By Sarah Mac Donald - 29 May, 2015
“We can see from many current crises that no amount of policy will deter people from migrating," Bishop John Kirby said at the launch of 'Welcoming the Stranger' in London.
In his address to launch ‘Welcoming the Stranger – Irish Migrant Welfare in Britain since 1957’ by Dr Patricia Kennedy of UCD, the bishop said that with the exception of a brief period in the last ten years, net outward migration has always been a strong vein running through the narrative of Ireland’s history.
This emigration was most evident during the Great Famine period, but also during the dark days of the 1950s and the 1980s.
The chair of the Irish Episcopal Council for Emigrants said every family and parish felt the pain and loss which was sometimes akin to bereavement.
Speaking at the Irish Embassy in London, Bishop Kirby paid tribute to His Excellency, Mr Daniel Mulhall, Ambassador of Ireland to Great Britain, and Mrs Greta Mulhall, who hosted the event.
Paying tribute to Dr Kennedy for the important and significant research in the book, the Bishop said that before reading Welcoming the Stranger he was largely unaware of the extent of the selflessness and the commitment of so many lay people, religious sisters, and clergy in this mission to Irish emigrants in Britain for over half a century.
He said Dr Kennedy’s work has a reach that goes beyond the story of the migration of Irish people to Britain; “this work has a global significance”.
“We can see from many current crises that no amount of policy will deter people from migrating. Whether policy seeks to curtail or discourage, to invite or integrate, it will never be successful unless it addresses the needs of those who are migrating.”
The Bishop, who acts on behalf of the Episcopal Council for Emigrants said it would be remiss not to think of those who travel across the Mediterranean Sea and in doing so put their lives in danger.
“Though emigration should never be justified as a tool of economic policy, one can only be grateful for the freedom of movement that exists between Britain and Ireland, and wonder what can policy-makers learn in this regard in the wake of ongoing human tragedies off the coast of Southern Europe?”
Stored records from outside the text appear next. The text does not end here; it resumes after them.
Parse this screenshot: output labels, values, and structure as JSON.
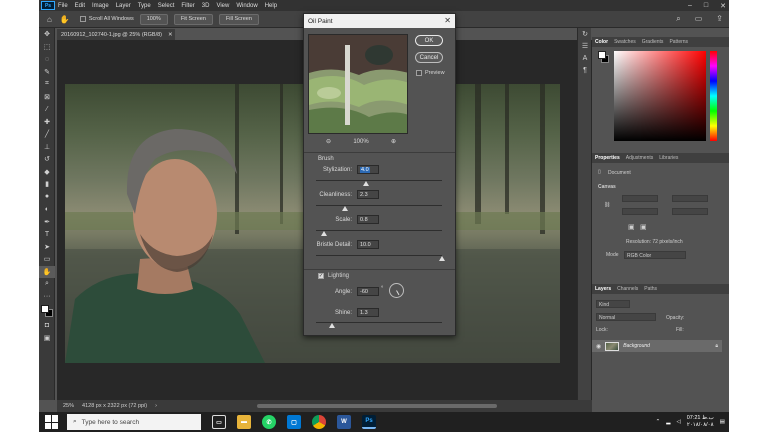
{
  "app": {
    "logo_text": "Ps",
    "menu": [
      "File",
      "Edit",
      "Image",
      "Layer",
      "Type",
      "Select",
      "Filter",
      "3D",
      "View",
      "Window",
      "Help"
    ]
  },
  "options_bar": {
    "scroll_all_label": "Scroll All Windows",
    "btn_100": "100%",
    "btn_fit": "Fit Screen",
    "btn_fill": "Fill Screen"
  },
  "document": {
    "tab_title": "20160912_102740-1.jpg @ 25% (RGB/8)",
    "status_zoom": "25%",
    "status_info": "4128 px x 2322 px (72 ppi)"
  },
  "dialog": {
    "title": "Oil Paint",
    "ok_label": "OK",
    "cancel_label": "Cancel",
    "preview_label": "Preview",
    "preview_checked": false,
    "zoom_level": "100%",
    "brush_header": "Brush",
    "stylization_label": "Stylization:",
    "stylization_value": "4.0",
    "stylization_fraction": 0.4,
    "cleanliness_label": "Cleanliness:",
    "cleanliness_value": "2.3",
    "cleanliness_fraction": 0.23,
    "scale_label": "Scale:",
    "scale_value": "0.8",
    "scale_fraction": 0.06,
    "bristle_label": "Bristle Detail:",
    "bristle_value": "10.0",
    "bristle_fraction": 1.0,
    "lighting_label": "Lighting",
    "lighting_checked": true,
    "angle_label": "Angle:",
    "angle_value": "-60",
    "angle_unit": "°",
    "shine_label": "Shine:",
    "shine_value": "1.3",
    "shine_fraction": 0.13
  },
  "panels": {
    "color_tabs": [
      "Color",
      "Swatches",
      "Gradients",
      "Patterns"
    ],
    "props_tabs": [
      "Properties",
      "Adjustments",
      "Libraries"
    ],
    "document_label": "Document",
    "canvas_header": "Canvas",
    "resolution_text": "Resolution: 72 pixels/inch",
    "mode_label": "Mode",
    "mode_value": "RGB Color",
    "layers_tabs": [
      "Layers",
      "Channels",
      "Paths"
    ],
    "kind_label": "Kind",
    "blend_mode": "Normal",
    "opacity_label": "Opacity:",
    "lock_label": "Lock:",
    "fill_label": "Fill:",
    "layer_name": "Background"
  },
  "taskbar": {
    "search_placeholder": "Type here to search",
    "time": "07:21 ب.ظ",
    "date": "۲۰۱۸/۰۸/۰۸"
  },
  "colors": {
    "accent": "#31a8ff",
    "selection": "#2d6ab4"
  }
}
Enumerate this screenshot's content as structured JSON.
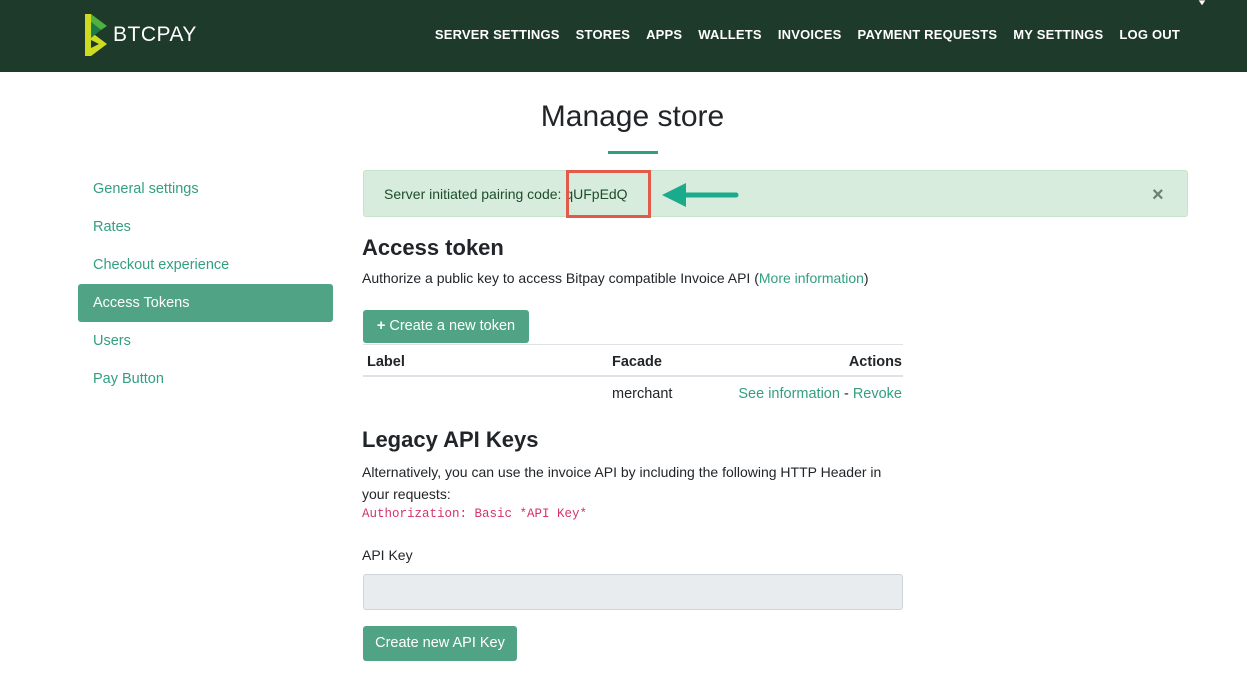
{
  "brand": {
    "name": "BTCPAY"
  },
  "nav": {
    "items": [
      "SERVER SETTINGS",
      "STORES",
      "APPS",
      "WALLETS",
      "INVOICES",
      "PAYMENT REQUESTS",
      "MY SETTINGS",
      "LOG OUT"
    ]
  },
  "page": {
    "title": "Manage store"
  },
  "sidebar": {
    "items": [
      {
        "label": "General settings",
        "active": false
      },
      {
        "label": "Rates",
        "active": false
      },
      {
        "label": "Checkout experience",
        "active": false
      },
      {
        "label": "Access Tokens",
        "active": true
      },
      {
        "label": "Users",
        "active": false
      },
      {
        "label": "Pay Button",
        "active": false
      }
    ]
  },
  "alert": {
    "prefix": "Server initiated pairing code: ",
    "code": "qUFpEdQ",
    "close": "×"
  },
  "access_token": {
    "heading": "Access token",
    "description_prefix": "Authorize a public key to access Bitpay compatible Invoice API (",
    "more_info": "More information",
    "description_suffix": ")",
    "create_button": "Create a new token",
    "columns": {
      "label": "Label",
      "facade": "Facade",
      "actions": "Actions"
    },
    "rows": [
      {
        "label": "",
        "facade": "merchant",
        "see_info": "See information",
        "separator": " - ",
        "revoke": "Revoke"
      }
    ]
  },
  "legacy": {
    "heading": "Legacy API Keys",
    "description": "Alternatively, you can use the invoice API by including the following HTTP Header in your requests:",
    "code": "Authorization: Basic *API Key*",
    "api_key_label": "API Key",
    "api_key_value": "",
    "create_button": "Create new API Key"
  },
  "colors": {
    "navbar": "#1e3a2a",
    "accent": "#51a386",
    "link": "#329f80",
    "alert_bg": "#d7ecdd",
    "annotation_box": "#e15a4a",
    "annotation_arrow": "#1aaa8c"
  }
}
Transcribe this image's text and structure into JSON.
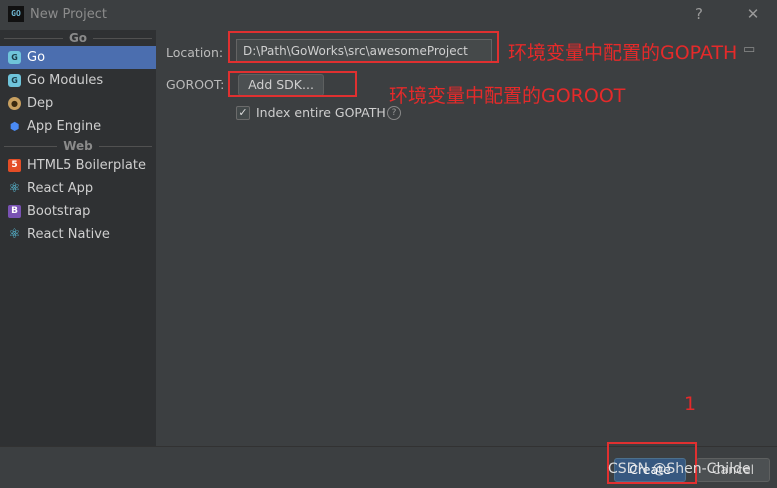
{
  "window": {
    "title": "New Project",
    "app_icon": "GO",
    "close_glyph": "✕"
  },
  "sidebar": {
    "groups": [
      {
        "label": "Go",
        "items": [
          {
            "label": "Go",
            "icon": "go-icon",
            "selected": true
          },
          {
            "label": "Go Modules",
            "icon": "go-modules-icon"
          },
          {
            "label": "Dep",
            "icon": "dep-gopher-icon"
          },
          {
            "label": "App Engine",
            "icon": "app-engine-icon"
          }
        ]
      },
      {
        "label": "Web",
        "items": [
          {
            "label": "HTML5 Boilerplate",
            "icon": "html5-icon"
          },
          {
            "label": "React App",
            "icon": "react-icon"
          },
          {
            "label": "Bootstrap",
            "icon": "bootstrap-icon"
          },
          {
            "label": "React Native",
            "icon": "react-icon"
          }
        ]
      }
    ]
  },
  "form": {
    "location_label": "Location:",
    "location_value": "D:\\Path\\GoWorks\\src\\awesomeProject",
    "goroot_label": "GOROOT:",
    "add_sdk_label": "Add SDK...",
    "index_label": "Index entire GOPATH",
    "index_checked": true
  },
  "footer": {
    "create_label": "Create",
    "cancel_label": "Cancel"
  },
  "annotations": {
    "gopath_note": "环境变量中配置的GOPATH",
    "goroot_note": "环境变量中配置的GOROOT",
    "step_number": "1",
    "color": "#e03030"
  },
  "watermark": "CSDN @Shen-Childe"
}
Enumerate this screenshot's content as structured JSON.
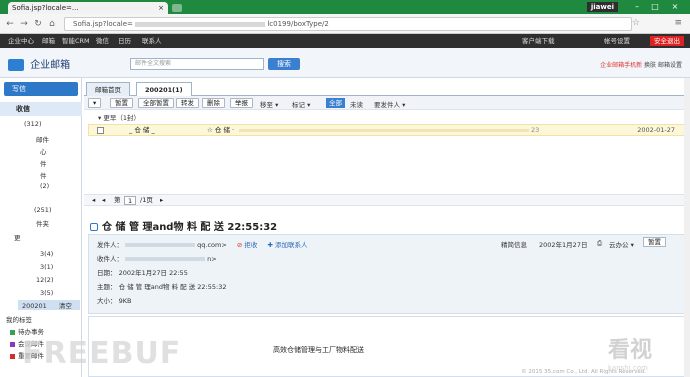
{
  "browser": {
    "tab_title": "Sofia.jsp?locale=...",
    "profile": "jiawei",
    "url": "Sofia.jsp?locale=",
    "url_tail": "lc0199/boxType/2"
  },
  "topnav": {
    "items": [
      "企业中心",
      "邮箱",
      "智能CRM",
      "微信",
      "日历",
      "联系人"
    ],
    "right_items": [
      "客户端下载",
      "帐号设置"
    ],
    "red_button": "安全退出"
  },
  "header": {
    "logo": "企业邮箱",
    "search_placeholder": "邮件全文搜索",
    "search_button": "搜索",
    "links": {
      "mobile": "企业邮箱手机新",
      "switch": "换肤",
      "settings": "邮箱设置"
    }
  },
  "sidebar": {
    "write": "写信",
    "inbox": "收信",
    "items": [
      {
        "label": "(312)"
      },
      {
        "label": "邮件"
      },
      {
        "label": "心"
      },
      {
        "label": "件"
      },
      {
        "label": "件"
      },
      {
        "label": "(2)"
      },
      {
        "label": "(251)"
      },
      {
        "label": "件夹"
      },
      {
        "label": "更"
      },
      {
        "label": "3(4)"
      },
      {
        "label": "3(1)"
      },
      {
        "label": "12(2)"
      },
      {
        "label": "3(5)"
      },
      {
        "label": "200201",
        "extra": "清空"
      },
      {
        "label": "我的标签"
      },
      {
        "label": "待办事务",
        "color": "#3aa24a"
      },
      {
        "label": "会议邮件",
        "color": "#8a3ab8"
      },
      {
        "label": "重要邮件",
        "color": "#d22d2d"
      }
    ]
  },
  "main": {
    "tabs": [
      "邮箱首页",
      "200201(1)"
    ],
    "toolbar": [
      "▾",
      "暂置",
      "全部暂置",
      "转发",
      "删除",
      "举报",
      "移至 ▾",
      "标记 ▾"
    ],
    "filters": [
      "全部",
      "未读",
      "要发件人 ▾"
    ],
    "group_label": "更早（1封）",
    "row": {
      "sender": "_ 仓 储 _",
      "subject": "仓 储 ·",
      "size": "23",
      "date": "2002-01-27"
    },
    "pager": {
      "page": "第",
      "num": "1",
      "total": "/1页",
      "next": "▸"
    },
    "subject": "仓 储 管 理and物 料 配 送 22:55:32",
    "meta": {
      "from_label": "发件人：",
      "from_tail": "qq.com>",
      "reject": "拒收",
      "add_contact": "添加联系人",
      "to_label": "收件人：",
      "to_tail": "n>",
      "date_label": "日期：",
      "date": "2002年1月27日 22:55",
      "subj_label": "主题：",
      "subj": "仓 储 管 理and物 料 配 送 22:55:32",
      "size_label": "大小：",
      "size": "9KB",
      "info": "精简信息",
      "date_right": "2002年1月27日",
      "cloud": "云办公 ▾",
      "reply": "暂置"
    },
    "body": "高效仓储管理与工厂物料配送"
  },
  "watermark": {
    "left": "FREEBUF",
    "right": "看视",
    "right_sub": "kanshi.com"
  },
  "footer": "© 2015 35.com Co., Ltd. All Rights Reserved."
}
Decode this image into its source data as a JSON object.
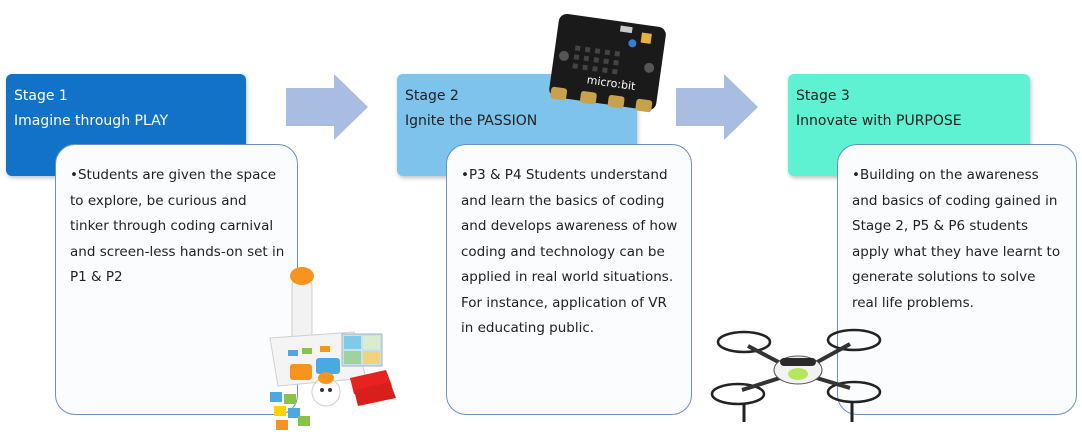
{
  "stages": [
    {
      "title": "Stage 1",
      "subtitle": "Imagine through PLAY",
      "header_color": "#1172c8",
      "body": "•Students are given the space to explore, be curious and tinker through coding carnival and screen-less hands-on set in P1 & P2"
    },
    {
      "title": "Stage 2",
      "subtitle": "Ignite the PASSION",
      "header_color": "#7ec3ec",
      "body": "•P3 & P4 Students understand and learn the basics of coding and develops awareness of how coding and technology can be applied in real world situations. For instance, application of VR in educating public."
    },
    {
      "title": "Stage 3",
      "subtitle": "Innovate with PURPOSE",
      "header_color": "#5ef1d2",
      "body": "•Building on the awareness and basics of coding gained in Stage 2, P5 & P6 students apply what they have learnt to generate solutions to solve real life problems."
    }
  ],
  "microbit": {
    "brand_label": "micro:bit"
  },
  "icons": [
    "arrow-right-icon",
    "microbit-board-icon",
    "coding-toy-kit-icon",
    "drone-icon"
  ]
}
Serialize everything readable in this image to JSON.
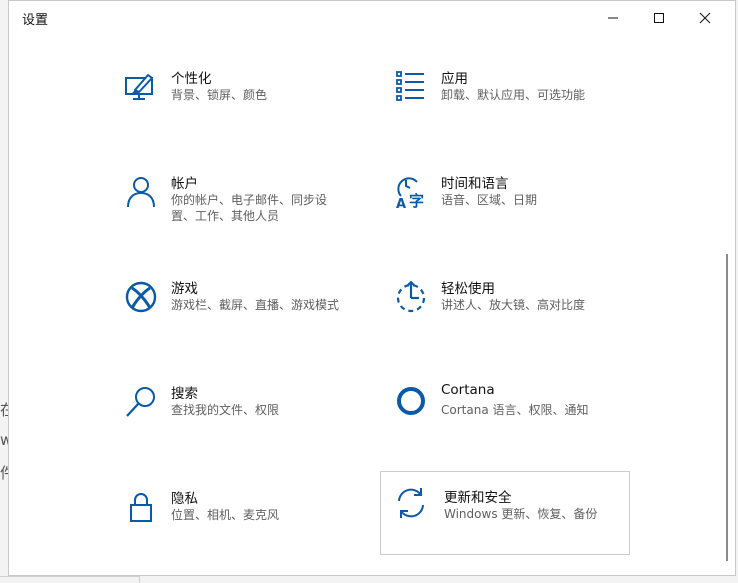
{
  "window": {
    "title": "设置",
    "controls": {
      "minimize": "minimize-icon",
      "maximize": "maximize-icon",
      "close": "close-icon"
    }
  },
  "background_glyphs": [
    "在",
    "w",
    "件"
  ],
  "tiles": [
    {
      "title": "个性化",
      "desc": "背景、锁屏、颜色",
      "icon": "personalization-icon"
    },
    {
      "title": "应用",
      "desc": "卸载、默认应用、可选功能",
      "icon": "apps-icon"
    },
    {
      "title": "帐户",
      "desc": "你的帐户、电子邮件、同步设置、工作、其他人员",
      "icon": "accounts-icon"
    },
    {
      "title": "时间和语言",
      "desc": "语音、区域、日期",
      "icon": "time-language-icon"
    },
    {
      "title": "游戏",
      "desc": "游戏栏、截屏、直播、游戏模式",
      "icon": "xbox-icon"
    },
    {
      "title": "轻松使用",
      "desc": "讲述人、放大镜、高对比度",
      "icon": "ease-of-access-icon"
    },
    {
      "title": "搜索",
      "desc": "查找我的文件、权限",
      "icon": "search-icon"
    },
    {
      "title": "Cortana",
      "desc": "Cortana 语言、权限、通知",
      "icon": "cortana-icon"
    },
    {
      "title": "隐私",
      "desc": "位置、相机、麦克风",
      "icon": "lock-icon"
    },
    {
      "title": "更新和安全",
      "desc": "Windows 更新、恢复、备份",
      "icon": "update-icon"
    }
  ],
  "colors": {
    "accent": "#0a5aa5",
    "title_text": "#111111",
    "desc_text": "#5f5f5f"
  }
}
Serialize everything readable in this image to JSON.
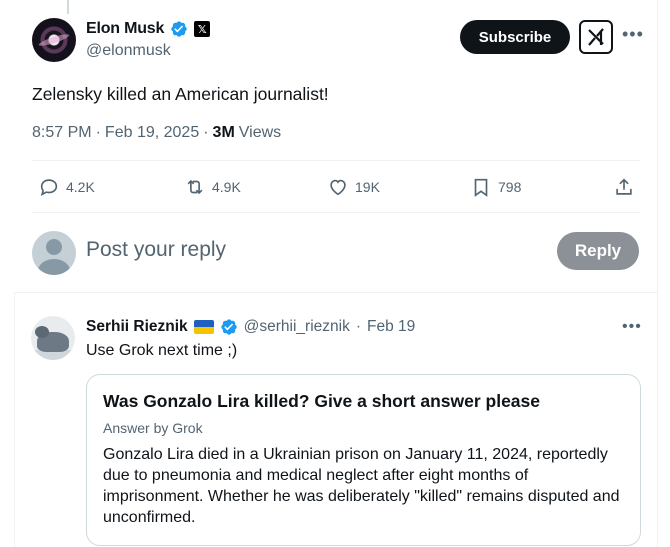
{
  "tweet": {
    "author_name": "Elon Musk",
    "author_handle": "@elonmusk",
    "x_badge": "𝕏",
    "subscribe_label": "Subscribe",
    "text": "Zelensky killed an American journalist!",
    "time": "8:57 PM",
    "date": "Feb 19, 2025",
    "views_count": "3M",
    "views_label": "Views",
    "stats": {
      "replies": "4.2K",
      "reposts": "4.9K",
      "likes": "19K",
      "bookmarks": "798"
    }
  },
  "reply_box": {
    "placeholder": "Post your reply",
    "button_label": "Reply"
  },
  "reply": {
    "author_name": "Serhii Rieznik",
    "author_handle": "@serhii_rieznik",
    "date": "Feb 19",
    "text": "Use Grok next time ;)",
    "quote": {
      "title": "Was Gonzalo Lira killed? Give a short answer please",
      "subtitle": "Answer by Grok",
      "body": "Gonzalo Lira died in a Ukrainian prison on January 11, 2024, reportedly due to pneumonia and medical neglect after eight months of imprisonment. Whether he was deliberately \"killed\" remains disputed and unconfirmed."
    }
  },
  "colors": {
    "verified": "#1d9bf0",
    "secondary_text": "#536471",
    "primary_text": "#0f1419"
  }
}
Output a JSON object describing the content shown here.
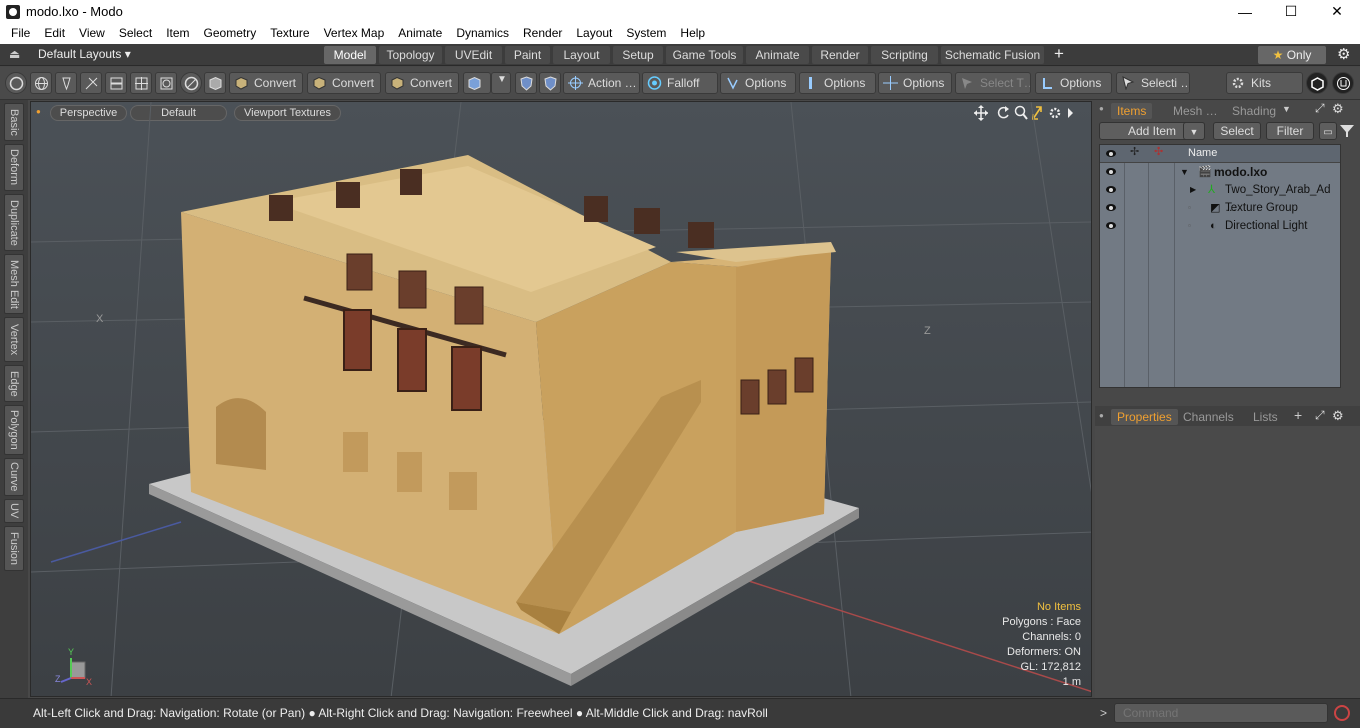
{
  "window": {
    "title": "modo.lxo - Modo",
    "minimize": "—",
    "maximize": "☐",
    "close": "✕"
  },
  "menubar": [
    "File",
    "Edit",
    "View",
    "Select",
    "Item",
    "Geometry",
    "Texture",
    "Vertex Map",
    "Animate",
    "Dynamics",
    "Render",
    "Layout",
    "System",
    "Help"
  ],
  "layoutbar": {
    "layout_selector": "Default Layouts ▾",
    "tabs": [
      "Model",
      "Topology",
      "UVEdit",
      "Paint",
      "Layout",
      "Setup",
      "Game Tools",
      "Animate",
      "Render",
      "Scripting",
      "Schematic Fusion"
    ],
    "active_tab": "Model",
    "add": "+",
    "only": "★  Only",
    "gear": "⚙"
  },
  "toolbar": {
    "convert1": "Convert",
    "convert2": "Convert",
    "convert3": "Convert",
    "action": "Action  …",
    "falloff": "Falloff",
    "options1": "Options",
    "options2": "Options",
    "options3": "Options",
    "select_t": "Select T…",
    "options4": "Options",
    "selecti": "Selecti …",
    "kits": "Kits"
  },
  "lefttabs": [
    "Basic",
    "Deform",
    "Duplicate",
    "Mesh Edit",
    "Vertex",
    "Edge",
    "Polygon",
    "Curve",
    "UV",
    "Fusion"
  ],
  "viewport": {
    "perspective": "Perspective",
    "default": "Default",
    "textures": "Viewport Textures",
    "info": {
      "no_items": "No Items",
      "polygons": "Polygons : Face",
      "channels": "Channels: 0",
      "deformers": "Deformers: ON",
      "gl": "GL: 172,812",
      "scale": "1 m"
    },
    "axis_x": "X",
    "axis_z": "Z",
    "axis_y": "Y"
  },
  "rightpanel": {
    "tabs": [
      "Items",
      "Mesh …",
      "Shading"
    ],
    "add_item": "Add Item",
    "select": "Select",
    "filter": "Filter",
    "name_header": "Name",
    "items": [
      "modo.lxo",
      "Two_Story_Arab_Ad …",
      "Texture Group",
      "Directional Light"
    ],
    "prop_tabs": [
      "Properties",
      "Channels",
      "Lists"
    ],
    "plus": "+"
  },
  "status": {
    "hint": "Alt-Left Click and Drag: Navigation: Rotate (or Pan) ● Alt-Right Click and Drag: Navigation: Freewheel ● Alt-Middle Click and Drag: navRoll",
    "prompt": ">",
    "command_placeholder": "Command"
  },
  "colors": {
    "accent": "#f0a030",
    "viewport_bg": "#464b50",
    "adobe": "#d8b36e"
  }
}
One point Bishop Kirby sought to emphasize was that when one looks at the work undertaken on behalf of Irish prisoners in the campaign to free those wrongly imprisoned, and separately at the achievements of the Task Force on Emigration, it is clear that in order to achieve significant outcomes for those living overseas, connection with the homeland is vital.
“The lesson from this book is that the more isolated emigrant or diaspora groups become; the less effective they are on behalf of those they serve. New energy and fresh imagination has to be brought to bear on the way that Irish people abroad relate to their homeland for the good of both.”
He said the book’s research highlighted the importance of supporting emigrants maintaining contact with their homeland; the importance of providing assistance to new emigrants; placing people at the heart of migrant policy; and, encouraging the work of integration.
Another point highlighted by the book relates to reports of the ‘ghettoisation’ of emigrant communities.
“Those looking in from the outside can often accuse those who work with migrants of creating ‘ghettos’. This research challenges those who hold this view,” he highlighted.
Bishop Kirby also said that while Irish migrants were not without stigma in some of their host communities, Ireland was fortunate that the Irish who travelled to Britain didn’t have to worry about visas or quotas.
“They didn’t have to declare as refugees and asylum seekers though many were economic refugees and some may have fled persecution of one form or another.”